At the same time, however, AUDIOSLAVE moves even further away from the inventive and creative impulses that set both its members' previous acts, SOUNDGARDEN and RAGE AGAINST THE MACHINE, apart from so many other bands that came out in their wake. While Morello still indulges in the trippy guitar effects and whammy-heavy solos that are his trademarks, AUDIOSLAVE's songwriting is becoming more conventional. The quartet may make big-sounding arena rock records with considerably more character than most of the faceless "rock radio" bands out there, but tracks like "Somedays", "Jewel of the Summertime" and "Until We Fall" end up largely following the template of "generic AUDIOSLAVE track."
Still, many of the songs here are punchier and harder-edged than those of "Out of Exile", and that is probably due again to the honing of several of the songs while the band was on the road.
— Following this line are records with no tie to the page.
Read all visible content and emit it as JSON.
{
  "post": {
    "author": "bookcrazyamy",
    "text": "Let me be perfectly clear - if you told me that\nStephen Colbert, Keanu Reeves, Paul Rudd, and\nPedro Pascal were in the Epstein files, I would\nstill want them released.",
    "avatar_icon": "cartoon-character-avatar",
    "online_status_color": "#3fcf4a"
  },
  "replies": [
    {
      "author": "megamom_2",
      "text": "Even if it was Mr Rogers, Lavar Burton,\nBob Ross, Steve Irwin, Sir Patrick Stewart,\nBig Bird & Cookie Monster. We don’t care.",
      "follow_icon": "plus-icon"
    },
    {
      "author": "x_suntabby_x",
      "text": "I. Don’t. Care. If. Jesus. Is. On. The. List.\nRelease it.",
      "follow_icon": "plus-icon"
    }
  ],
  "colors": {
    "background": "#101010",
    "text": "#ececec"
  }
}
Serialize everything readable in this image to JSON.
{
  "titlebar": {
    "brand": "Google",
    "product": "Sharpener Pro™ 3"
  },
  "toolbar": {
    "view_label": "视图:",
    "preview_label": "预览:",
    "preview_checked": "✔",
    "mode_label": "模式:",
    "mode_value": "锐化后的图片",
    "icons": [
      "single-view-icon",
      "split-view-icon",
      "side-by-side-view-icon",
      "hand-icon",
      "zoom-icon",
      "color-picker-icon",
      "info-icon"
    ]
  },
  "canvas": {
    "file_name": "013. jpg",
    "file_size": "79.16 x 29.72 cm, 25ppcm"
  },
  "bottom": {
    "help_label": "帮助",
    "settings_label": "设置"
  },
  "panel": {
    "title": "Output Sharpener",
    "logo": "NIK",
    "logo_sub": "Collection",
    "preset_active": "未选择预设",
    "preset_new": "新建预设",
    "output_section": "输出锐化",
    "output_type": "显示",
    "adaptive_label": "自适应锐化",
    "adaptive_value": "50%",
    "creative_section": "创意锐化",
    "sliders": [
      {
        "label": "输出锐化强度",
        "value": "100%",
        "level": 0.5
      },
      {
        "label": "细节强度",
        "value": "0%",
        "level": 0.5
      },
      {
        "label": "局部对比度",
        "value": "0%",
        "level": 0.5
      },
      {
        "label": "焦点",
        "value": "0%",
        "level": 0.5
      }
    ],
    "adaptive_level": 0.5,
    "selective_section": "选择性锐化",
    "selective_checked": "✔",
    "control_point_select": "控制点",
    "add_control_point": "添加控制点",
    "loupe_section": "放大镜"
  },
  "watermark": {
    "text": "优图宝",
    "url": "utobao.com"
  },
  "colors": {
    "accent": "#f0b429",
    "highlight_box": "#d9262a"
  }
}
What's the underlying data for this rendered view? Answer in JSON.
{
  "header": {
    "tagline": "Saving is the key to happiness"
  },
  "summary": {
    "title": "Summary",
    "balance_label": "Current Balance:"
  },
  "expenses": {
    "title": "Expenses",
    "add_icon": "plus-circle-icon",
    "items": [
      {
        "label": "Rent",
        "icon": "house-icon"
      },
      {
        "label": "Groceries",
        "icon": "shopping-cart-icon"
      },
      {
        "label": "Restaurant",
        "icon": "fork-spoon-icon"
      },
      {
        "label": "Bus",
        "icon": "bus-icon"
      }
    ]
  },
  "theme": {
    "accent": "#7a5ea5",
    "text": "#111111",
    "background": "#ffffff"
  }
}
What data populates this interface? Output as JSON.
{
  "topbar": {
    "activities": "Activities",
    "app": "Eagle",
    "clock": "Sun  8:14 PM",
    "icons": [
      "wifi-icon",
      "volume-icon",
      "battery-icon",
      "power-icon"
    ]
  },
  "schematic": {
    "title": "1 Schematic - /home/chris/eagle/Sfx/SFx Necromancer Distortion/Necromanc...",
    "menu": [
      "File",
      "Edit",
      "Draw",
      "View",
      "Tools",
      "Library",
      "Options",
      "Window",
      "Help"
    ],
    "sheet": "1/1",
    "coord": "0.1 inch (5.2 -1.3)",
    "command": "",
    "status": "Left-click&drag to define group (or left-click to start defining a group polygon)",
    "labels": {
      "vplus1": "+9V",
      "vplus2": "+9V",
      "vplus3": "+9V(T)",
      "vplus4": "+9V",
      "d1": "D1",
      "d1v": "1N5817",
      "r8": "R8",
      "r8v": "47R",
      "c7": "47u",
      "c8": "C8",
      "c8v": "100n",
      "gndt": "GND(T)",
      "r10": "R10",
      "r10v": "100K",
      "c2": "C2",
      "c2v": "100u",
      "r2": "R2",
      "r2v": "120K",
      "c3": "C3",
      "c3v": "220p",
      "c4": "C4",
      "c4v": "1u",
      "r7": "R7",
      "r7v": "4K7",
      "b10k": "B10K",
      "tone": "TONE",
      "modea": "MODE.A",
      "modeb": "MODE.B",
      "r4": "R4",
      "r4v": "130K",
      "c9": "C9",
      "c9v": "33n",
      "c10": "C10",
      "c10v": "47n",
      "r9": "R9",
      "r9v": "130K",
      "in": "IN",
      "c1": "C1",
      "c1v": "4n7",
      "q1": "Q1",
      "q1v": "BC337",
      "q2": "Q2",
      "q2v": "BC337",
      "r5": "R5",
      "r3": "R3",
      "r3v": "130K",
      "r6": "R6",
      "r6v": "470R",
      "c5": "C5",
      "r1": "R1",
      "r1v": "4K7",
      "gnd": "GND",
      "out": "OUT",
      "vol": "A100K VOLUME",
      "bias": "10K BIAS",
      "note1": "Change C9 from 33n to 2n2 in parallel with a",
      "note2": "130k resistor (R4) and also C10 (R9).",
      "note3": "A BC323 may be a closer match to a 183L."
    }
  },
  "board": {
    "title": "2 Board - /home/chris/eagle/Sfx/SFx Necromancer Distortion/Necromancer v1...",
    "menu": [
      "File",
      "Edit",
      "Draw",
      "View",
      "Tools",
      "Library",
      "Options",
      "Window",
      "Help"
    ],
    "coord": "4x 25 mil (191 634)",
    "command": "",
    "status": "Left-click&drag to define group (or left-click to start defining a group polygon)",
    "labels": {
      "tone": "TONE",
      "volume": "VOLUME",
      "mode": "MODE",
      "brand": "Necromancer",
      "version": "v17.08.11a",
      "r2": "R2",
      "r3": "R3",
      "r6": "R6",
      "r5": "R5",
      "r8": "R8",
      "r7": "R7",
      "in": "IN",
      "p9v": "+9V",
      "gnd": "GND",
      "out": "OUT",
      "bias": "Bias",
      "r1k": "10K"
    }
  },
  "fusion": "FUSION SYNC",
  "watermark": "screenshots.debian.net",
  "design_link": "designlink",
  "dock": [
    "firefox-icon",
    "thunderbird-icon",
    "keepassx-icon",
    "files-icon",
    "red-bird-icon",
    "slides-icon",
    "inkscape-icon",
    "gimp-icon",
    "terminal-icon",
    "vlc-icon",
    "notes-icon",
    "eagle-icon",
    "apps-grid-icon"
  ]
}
The much-vaunted soul and funk influences come out most clearly on the rollicking "Original Fire", which has a looser feel than almost anything else AUDIOSLAVE has ever done, especially in Cornell's vocals. The title track opens the album on a deceptively softer note, but "Sound of a Gun" and "Shape of Things to Come" are driving, heavy tunes that are much more reminiscent of that great first album than the soggy rockers on "Out of Exile". The best tunes are probably "Original Fire", the epic "Moth", which closes the CD on a simple yet massive riff, and "Wide Awake", an emotional and yet scathing indictment of the Bush administration's failures in the Hurricane Katrina catastrophe, featuring one of Cornell's best vocals.
"I don't fly around your fire anymore," sings Cornell in "Moth", and he could be referring to either a past relationship or AUDIOSLAVE itself, which as productive as it's been in the last four years may simply be running its course, the initial spark from the meeting of its two forces (Cornell and the RAGE boys) dying out as, perhaps, they realize they don't have that much in common after all. With Cornell announcing a solo album and pursuing outside projects on his own, while the members of the band vaguely say that they'll "hopefully" tour behind this album early next year, the signs for the band's future are suspect. Yet it's still turned out a powerful, well-crafted slab of heavy rock — even if the biggest revelation here is that AUDIOSLAVE really doesn't have any to offer.